I sleep with a charged cell phone programed for the Chapala police on my nightstand. It's recommended to keep an air boat marine horn or battery operated mega phone if you can bring one from the states and or a can of Raid. Even the alarm on your car being accessible from your key chain could be helpful on your nightstand. You could install cheap window alarms that are battery operated and will call you or a friend if broken into. There are electric dog barking alarms that a person in Jocotopec told me works well. This is a great option for someone who can’t keep a dog. Some homes have a high level security system with battery backup that will give an electric jolt that could potentially kill a person if cut. They have sirens that are deafening. Home owners were surprised the robber wasn’t dead after being thrown when he cut the alarm.
Do tuck away valuables in places that aren't normal and don't tell ANYONE, unless it's a family member or a person who will be responsible if something happens to you. Some homes have a safe. DO NOT let anyone know you have one of those...scary, that alone can make you a target. Even if you only keep papers in it that are important to you and no one else. Homes have been robbed and those things were crow barred out of cement! Not worth it. Do not use your bedroom to hide things. If your home were touched, the bedroom is one room completely torn apart inside out. Forget it. Some people have special furniture with secret compartments, but if that were hauled off what good would it be? One year a house had even the furniture taken. I think they may have had a nice piano if my memory serves me right.
If you ever talk to people that had a break in while they went to the store for less than an hour and ask what rooms were destroyed then think about it. I tell those people that whatever area wasn't messed up, that's where you have to hide your stuff that is valuable. That’s what I learned after our home was broken into in the village.
Whatever you do, someone will say it's not fool proof. Make sure your home isn't the home with the least amount of security and where ever you look whether renting or buying, look at the other homes in the area and whoever has the most amount of security, at least have that much security built into your home. It's proven, in general, that if you have several homes, the home easiest to get into will be targeted.
You can do the other obvious things, a timer for lights, leaving the tv or radio on while away. Join or create a very good Neighborhood Watch Group on Facebook or email.

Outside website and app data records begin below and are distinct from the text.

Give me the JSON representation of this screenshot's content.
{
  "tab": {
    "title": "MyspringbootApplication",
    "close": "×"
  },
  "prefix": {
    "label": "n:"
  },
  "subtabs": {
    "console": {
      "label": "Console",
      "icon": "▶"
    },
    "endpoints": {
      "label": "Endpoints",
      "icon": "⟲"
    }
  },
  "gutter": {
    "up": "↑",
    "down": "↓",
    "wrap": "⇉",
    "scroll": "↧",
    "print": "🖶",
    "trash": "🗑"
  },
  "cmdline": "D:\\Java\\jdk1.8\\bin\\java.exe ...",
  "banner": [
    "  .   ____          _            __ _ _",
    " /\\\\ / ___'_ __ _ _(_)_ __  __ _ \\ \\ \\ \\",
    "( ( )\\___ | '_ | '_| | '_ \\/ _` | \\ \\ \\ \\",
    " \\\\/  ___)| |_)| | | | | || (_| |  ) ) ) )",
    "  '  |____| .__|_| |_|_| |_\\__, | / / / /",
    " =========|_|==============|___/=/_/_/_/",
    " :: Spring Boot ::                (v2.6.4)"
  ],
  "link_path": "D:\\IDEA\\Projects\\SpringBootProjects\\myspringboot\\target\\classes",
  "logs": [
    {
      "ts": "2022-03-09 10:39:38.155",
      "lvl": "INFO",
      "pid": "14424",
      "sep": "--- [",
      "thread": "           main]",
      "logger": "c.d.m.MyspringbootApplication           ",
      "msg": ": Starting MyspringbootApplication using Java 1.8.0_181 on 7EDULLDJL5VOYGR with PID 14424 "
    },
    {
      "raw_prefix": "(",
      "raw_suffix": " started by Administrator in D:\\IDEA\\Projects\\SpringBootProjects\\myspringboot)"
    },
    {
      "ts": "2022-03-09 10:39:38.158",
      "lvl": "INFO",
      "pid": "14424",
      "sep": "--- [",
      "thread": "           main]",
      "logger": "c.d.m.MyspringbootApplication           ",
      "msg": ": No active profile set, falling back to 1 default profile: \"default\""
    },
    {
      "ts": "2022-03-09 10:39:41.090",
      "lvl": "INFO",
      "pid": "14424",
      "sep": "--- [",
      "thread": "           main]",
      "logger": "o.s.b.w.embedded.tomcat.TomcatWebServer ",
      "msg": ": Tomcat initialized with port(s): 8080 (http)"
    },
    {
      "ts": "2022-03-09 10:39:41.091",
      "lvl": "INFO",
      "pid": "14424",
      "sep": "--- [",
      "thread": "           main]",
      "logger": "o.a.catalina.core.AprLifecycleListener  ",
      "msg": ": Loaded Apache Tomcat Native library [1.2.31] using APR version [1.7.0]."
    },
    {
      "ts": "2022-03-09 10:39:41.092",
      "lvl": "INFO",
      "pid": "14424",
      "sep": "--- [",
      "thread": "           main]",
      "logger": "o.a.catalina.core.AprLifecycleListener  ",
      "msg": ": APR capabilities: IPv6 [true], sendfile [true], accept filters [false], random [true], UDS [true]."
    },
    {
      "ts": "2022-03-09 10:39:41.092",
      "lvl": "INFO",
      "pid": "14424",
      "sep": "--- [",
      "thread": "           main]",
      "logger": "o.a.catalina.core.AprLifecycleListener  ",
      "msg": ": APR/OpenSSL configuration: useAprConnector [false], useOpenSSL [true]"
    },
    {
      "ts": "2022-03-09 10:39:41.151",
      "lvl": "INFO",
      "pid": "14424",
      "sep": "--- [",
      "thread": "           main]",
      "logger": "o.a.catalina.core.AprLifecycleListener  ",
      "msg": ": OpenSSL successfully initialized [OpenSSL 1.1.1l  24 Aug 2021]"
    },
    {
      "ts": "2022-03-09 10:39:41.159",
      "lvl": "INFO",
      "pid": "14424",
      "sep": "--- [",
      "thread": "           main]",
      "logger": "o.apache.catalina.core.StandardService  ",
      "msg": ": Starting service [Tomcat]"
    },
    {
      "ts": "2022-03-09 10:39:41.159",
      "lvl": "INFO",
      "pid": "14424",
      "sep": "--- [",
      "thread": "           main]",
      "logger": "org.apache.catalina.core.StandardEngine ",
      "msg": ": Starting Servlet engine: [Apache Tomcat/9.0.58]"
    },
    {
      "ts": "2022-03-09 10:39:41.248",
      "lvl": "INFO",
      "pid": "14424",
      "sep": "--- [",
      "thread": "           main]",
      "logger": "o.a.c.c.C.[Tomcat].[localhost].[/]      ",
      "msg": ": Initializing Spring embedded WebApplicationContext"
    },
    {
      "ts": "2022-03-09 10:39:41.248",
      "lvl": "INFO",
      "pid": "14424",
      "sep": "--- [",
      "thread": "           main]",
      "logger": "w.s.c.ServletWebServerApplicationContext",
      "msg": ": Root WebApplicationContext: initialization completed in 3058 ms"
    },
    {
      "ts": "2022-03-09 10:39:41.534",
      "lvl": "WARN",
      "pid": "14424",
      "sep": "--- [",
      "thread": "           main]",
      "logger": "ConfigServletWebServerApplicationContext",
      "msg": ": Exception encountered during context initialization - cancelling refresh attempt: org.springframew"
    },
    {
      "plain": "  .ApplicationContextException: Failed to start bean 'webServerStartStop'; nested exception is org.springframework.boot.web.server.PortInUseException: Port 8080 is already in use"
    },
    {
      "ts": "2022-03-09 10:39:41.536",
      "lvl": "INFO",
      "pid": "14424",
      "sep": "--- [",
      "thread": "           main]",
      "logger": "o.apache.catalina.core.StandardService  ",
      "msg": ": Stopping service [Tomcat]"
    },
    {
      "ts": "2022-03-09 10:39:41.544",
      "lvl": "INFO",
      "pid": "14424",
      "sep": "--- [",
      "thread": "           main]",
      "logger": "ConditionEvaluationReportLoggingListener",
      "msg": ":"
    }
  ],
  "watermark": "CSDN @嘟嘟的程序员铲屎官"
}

My feeling is that if we're home, I want a warning. If we aren't home, we've done the best we can. You may be a person or know of a person that has high walls, can't see his house from the road and that's it, never had an incident. Wonderful for them! Some people have guns, some people have machetes and pipes inside. Some people lock their bedroom doors with extra locks. You do what you need to do to feel comfortable. We've got the whole gamete here and know one will complain about keeping people OUT of their stuff and protecting their lives!